Data entries:
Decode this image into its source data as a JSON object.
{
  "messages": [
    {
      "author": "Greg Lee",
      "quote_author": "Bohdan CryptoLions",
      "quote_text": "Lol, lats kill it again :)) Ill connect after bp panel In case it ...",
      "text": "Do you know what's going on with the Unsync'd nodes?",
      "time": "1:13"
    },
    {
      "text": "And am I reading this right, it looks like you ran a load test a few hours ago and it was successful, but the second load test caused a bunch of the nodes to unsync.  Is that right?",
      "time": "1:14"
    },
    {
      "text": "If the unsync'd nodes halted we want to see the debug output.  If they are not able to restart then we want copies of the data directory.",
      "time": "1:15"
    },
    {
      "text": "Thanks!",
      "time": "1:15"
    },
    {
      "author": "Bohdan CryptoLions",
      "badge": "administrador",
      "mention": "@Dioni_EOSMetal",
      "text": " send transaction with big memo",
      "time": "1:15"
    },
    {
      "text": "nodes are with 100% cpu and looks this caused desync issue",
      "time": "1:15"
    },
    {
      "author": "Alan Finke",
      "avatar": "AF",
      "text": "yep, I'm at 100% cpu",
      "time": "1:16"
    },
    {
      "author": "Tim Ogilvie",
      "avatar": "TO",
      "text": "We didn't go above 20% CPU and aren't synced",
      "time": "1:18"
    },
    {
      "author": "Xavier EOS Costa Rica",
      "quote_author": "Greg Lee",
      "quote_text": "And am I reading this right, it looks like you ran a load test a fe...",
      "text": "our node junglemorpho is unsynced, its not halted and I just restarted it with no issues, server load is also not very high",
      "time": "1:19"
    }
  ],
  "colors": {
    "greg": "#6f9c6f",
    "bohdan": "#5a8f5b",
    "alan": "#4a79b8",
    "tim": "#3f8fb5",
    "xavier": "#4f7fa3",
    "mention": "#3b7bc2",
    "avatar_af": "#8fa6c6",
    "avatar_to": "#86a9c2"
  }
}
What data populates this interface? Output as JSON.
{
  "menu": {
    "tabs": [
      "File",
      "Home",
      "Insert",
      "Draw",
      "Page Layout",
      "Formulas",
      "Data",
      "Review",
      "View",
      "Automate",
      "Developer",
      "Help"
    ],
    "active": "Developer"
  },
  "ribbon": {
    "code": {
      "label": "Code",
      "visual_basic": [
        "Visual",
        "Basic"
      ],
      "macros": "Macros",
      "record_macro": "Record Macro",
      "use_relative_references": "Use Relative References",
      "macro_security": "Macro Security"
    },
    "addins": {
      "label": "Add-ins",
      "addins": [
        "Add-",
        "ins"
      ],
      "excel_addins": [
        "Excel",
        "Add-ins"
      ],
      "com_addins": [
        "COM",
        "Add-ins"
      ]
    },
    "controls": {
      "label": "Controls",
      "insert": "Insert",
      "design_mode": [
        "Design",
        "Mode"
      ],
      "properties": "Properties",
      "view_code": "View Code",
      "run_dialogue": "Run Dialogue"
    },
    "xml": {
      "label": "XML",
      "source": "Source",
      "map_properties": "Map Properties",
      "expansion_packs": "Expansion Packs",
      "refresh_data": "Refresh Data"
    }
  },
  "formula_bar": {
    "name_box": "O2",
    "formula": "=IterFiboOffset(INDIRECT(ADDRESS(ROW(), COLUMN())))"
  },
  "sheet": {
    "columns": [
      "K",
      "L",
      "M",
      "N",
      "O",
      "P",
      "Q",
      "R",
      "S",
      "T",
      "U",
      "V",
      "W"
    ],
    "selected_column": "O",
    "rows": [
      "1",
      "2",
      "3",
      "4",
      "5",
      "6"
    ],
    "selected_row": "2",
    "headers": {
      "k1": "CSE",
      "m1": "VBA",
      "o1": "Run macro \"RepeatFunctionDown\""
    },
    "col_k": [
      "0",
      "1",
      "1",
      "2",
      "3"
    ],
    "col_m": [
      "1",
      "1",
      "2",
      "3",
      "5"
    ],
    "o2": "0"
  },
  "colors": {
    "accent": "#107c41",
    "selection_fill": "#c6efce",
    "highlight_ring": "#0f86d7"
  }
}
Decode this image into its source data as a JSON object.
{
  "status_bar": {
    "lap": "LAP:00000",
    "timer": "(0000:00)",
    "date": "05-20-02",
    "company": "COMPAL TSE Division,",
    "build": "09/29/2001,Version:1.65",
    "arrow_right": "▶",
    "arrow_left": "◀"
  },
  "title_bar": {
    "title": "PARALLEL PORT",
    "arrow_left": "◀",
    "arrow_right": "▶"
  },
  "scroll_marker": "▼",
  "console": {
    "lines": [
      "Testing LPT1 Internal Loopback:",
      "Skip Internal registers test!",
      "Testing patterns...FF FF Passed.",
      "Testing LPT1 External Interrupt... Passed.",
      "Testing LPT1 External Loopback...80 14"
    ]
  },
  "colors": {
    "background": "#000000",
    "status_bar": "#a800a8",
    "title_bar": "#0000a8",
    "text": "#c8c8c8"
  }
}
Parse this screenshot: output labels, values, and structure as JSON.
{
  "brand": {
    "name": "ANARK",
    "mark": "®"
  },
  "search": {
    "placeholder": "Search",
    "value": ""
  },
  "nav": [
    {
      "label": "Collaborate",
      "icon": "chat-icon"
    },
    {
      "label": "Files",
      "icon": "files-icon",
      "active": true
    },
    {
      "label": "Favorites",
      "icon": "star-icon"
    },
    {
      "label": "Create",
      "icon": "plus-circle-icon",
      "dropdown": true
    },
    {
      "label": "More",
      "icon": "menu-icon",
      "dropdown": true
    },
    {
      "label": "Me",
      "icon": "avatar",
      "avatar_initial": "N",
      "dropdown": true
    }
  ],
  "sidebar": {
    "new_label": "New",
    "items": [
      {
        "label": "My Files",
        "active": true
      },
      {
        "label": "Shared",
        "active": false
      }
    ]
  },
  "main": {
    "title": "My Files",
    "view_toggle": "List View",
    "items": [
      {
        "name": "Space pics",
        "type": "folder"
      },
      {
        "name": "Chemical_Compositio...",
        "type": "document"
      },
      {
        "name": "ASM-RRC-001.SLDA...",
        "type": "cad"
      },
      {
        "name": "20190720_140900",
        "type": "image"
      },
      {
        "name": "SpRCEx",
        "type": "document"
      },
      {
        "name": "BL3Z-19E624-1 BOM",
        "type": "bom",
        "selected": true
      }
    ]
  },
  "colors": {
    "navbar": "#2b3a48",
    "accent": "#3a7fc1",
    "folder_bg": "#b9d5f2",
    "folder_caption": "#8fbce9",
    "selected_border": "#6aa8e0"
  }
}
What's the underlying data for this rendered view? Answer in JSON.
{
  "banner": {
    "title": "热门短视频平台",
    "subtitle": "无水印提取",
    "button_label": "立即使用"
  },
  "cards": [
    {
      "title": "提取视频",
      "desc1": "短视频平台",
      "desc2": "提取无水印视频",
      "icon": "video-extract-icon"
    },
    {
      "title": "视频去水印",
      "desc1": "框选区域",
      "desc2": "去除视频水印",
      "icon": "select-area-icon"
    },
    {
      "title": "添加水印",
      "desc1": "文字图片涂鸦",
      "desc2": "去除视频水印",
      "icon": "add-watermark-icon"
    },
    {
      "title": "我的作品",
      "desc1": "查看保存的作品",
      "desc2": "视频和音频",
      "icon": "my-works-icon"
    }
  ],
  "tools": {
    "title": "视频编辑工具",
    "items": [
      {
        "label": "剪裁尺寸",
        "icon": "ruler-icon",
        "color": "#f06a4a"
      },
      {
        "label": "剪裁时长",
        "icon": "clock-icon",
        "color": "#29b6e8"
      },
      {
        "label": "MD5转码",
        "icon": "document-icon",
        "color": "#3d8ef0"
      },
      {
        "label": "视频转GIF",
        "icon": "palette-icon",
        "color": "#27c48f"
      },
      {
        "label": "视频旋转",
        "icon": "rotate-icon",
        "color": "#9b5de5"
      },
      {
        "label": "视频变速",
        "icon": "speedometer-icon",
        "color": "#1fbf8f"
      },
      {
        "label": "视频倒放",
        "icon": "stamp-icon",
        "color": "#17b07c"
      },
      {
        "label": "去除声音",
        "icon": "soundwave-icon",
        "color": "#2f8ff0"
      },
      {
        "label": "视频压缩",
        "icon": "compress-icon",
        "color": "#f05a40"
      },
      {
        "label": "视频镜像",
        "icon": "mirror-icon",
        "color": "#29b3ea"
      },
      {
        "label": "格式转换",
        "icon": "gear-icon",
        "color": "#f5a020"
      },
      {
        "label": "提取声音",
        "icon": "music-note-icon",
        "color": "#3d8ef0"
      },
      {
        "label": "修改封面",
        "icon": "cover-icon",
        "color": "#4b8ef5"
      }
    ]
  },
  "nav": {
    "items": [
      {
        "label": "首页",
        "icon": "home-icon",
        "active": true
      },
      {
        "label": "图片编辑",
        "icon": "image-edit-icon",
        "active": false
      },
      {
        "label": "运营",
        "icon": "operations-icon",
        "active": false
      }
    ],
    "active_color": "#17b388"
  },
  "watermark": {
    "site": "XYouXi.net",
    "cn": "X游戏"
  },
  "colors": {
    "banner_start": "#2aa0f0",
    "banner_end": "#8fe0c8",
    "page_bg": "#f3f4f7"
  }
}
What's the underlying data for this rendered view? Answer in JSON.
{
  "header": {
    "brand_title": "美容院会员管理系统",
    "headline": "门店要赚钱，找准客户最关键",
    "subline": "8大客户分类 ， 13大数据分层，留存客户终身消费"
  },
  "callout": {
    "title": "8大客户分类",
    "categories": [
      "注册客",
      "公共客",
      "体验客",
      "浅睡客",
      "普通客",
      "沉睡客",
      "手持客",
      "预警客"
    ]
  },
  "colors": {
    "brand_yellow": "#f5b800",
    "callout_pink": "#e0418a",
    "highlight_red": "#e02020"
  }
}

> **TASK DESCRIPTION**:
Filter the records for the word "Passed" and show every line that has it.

> **EXERCISE SOLUTION**:
      "Testing patterns...FF FF Passed.",
      "Testing LPT1 External Interrupt... Passed.",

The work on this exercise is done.